I probably don’t need to remind you about the importance of sleep. Sleep repairs and regenerates tissues, supports immune system function, improves mood and nervous system function, and provides a mental and physical fresh start like nothing else.
But what if you can’t sleep? Whether you struggle falling asleep (classic insomnia) or find yourself waking up way too early (sleep maintenance insomnia), the side effects of sleep deprivation are caustic for your health.

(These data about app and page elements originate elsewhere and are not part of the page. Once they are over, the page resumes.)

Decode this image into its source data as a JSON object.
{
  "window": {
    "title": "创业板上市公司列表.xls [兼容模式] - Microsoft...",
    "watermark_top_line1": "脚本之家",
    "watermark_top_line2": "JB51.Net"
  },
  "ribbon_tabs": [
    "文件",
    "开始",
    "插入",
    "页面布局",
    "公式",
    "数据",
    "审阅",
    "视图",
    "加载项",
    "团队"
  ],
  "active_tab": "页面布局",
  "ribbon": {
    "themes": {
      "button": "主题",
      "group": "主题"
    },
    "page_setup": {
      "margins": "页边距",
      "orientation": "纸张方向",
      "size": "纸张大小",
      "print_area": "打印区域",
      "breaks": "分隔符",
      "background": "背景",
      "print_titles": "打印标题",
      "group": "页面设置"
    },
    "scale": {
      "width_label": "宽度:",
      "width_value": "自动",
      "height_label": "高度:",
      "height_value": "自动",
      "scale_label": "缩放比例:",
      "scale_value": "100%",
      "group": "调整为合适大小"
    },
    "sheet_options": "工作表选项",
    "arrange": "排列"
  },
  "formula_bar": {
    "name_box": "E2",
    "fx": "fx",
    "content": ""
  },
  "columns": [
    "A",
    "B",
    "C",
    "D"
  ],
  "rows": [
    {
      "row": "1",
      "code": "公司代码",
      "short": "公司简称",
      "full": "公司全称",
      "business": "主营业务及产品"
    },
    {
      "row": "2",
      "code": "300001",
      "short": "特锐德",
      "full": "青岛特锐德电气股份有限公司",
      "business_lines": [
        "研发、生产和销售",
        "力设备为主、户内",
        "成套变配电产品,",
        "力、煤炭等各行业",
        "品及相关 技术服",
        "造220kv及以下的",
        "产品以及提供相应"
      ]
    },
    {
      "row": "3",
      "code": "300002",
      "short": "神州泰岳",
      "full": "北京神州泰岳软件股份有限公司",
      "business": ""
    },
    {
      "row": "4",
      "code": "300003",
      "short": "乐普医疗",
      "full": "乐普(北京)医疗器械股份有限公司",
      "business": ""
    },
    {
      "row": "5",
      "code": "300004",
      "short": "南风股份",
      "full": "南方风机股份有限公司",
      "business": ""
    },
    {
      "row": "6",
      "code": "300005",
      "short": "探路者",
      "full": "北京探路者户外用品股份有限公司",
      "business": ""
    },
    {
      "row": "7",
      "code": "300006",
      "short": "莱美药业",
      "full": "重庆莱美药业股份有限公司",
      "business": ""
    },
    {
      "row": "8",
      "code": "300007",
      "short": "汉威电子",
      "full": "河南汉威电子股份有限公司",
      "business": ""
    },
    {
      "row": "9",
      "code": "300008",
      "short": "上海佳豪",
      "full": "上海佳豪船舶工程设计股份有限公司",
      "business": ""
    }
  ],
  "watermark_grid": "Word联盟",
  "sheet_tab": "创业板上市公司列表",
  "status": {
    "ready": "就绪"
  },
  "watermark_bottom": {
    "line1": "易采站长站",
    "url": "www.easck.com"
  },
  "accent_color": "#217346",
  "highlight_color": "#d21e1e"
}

Both forms of insomnia can be linked to hypothalamic-pituitary-adrenal axis abnormalities. The hypothalamic-pituitary-adrenal axis (or HPA axis) manages your body’s stress response and can be easily overworked in our hyperactive, over-stimulated modern age.
I Can’t Go To Bed!
Your system needs some R&R, so let’s start with the basics. Here are six simple practices to help you fall asleep:
- Save the rigorous exercise for earlier in the day
- Turn off your computer, radio, TV, etc. by 8 p.m.
- Keep electronic devices at least 10 feet from your bed for an EMF-free sleeping space
- Create a dark, cave-like space - cover any areas where light creeps in
- Try to be in bed by 10 p.m. to take advantage of the darkest hours of the night (10 p.m. to 2 a.m.)
- Keep the temperature at a cool, but comfortable level
You can also give yourself a little relief from HPA axis mishaps. For sleep onset insomnia, the following herbs may come in handy:
- Hops flower
- Lemon balm
Luckily you can reap the benefits of these herbs in ALOHA’s Sleep Tea. These nervine relaxants will have a relatively quick calming effect on the nervous system to help ease your frantic modern mind and ready your body for sleep.
Valerian has a true sedative effect and is an excellent first choice. If you are taking a strong valerian supplement, be cautious operating machinery and make sure to follow the directions.
Additional herbs for optimal sleep include:
- California poppy
Magnesium is another great supplementation for sleep. It can be taken orally or applied topically to relax the mind and body before bed - ALOHA’s Foundation provides 25% of your daily value.
I’m Waking Up Too Early!
It’s a different ball game for sleep maintenance insomnia (trouble waking up too early). For this type of insomnia, HPA axis abnormalities may be producing spikes of cortisol (a stress hormone regulated by the adrenals) in the middle of the night.
For this form of insomnia, try herbs that help to rejuvenate your adrenals directly, such as:
- Guduchi (as found in ALOHA’s Foundation)
- The ginsengs
- Schizandra berry
All of these are adaptogens, which help to support and balance your body’s stress response. These herbs improve sleep duration by normalizing the stress response, but they can also make you feel energized. For this reason, take them during the day, rather than before bed.
Some Other Options to Consider…
For both sleep onset and sleep maintenance insomnia, some people find success with melatonin supplements. Keep in mind that taking melatonin may not address the root of your insomnia.
5-HTP is an important precursor to melatonin, and foods like spirulina and spinach, which are featured in ALOHA’s Daily Good, and collards provide the tryptophan necessary for your body to make 5-HTP. 5-HTP is also available as a supplement derived from an African plant called griffonia simplicifolia. If you take a 5-HTP supplement, get it from a reputable company, as some have been found to be contaminated with a toxin called Peak X.
GABA is another popular supplement for sleep. GABA is a neurotransmitter that reduces anxiety and, like melatonin, should be made naturally by your body. Your body needs the amino acid theonine to make GABA, and theonine can be found in green tea and bay bolete mushrooms. GABA can also be consumed directly by snacking on cherry tomatoes!
Whatever ails your sleep – taking care of yourself when you’re awake will benefit you when you close your eyes.
Written by: Erin McCulloch
Expert: Stacey Sude
Photo Credit: Shutterstock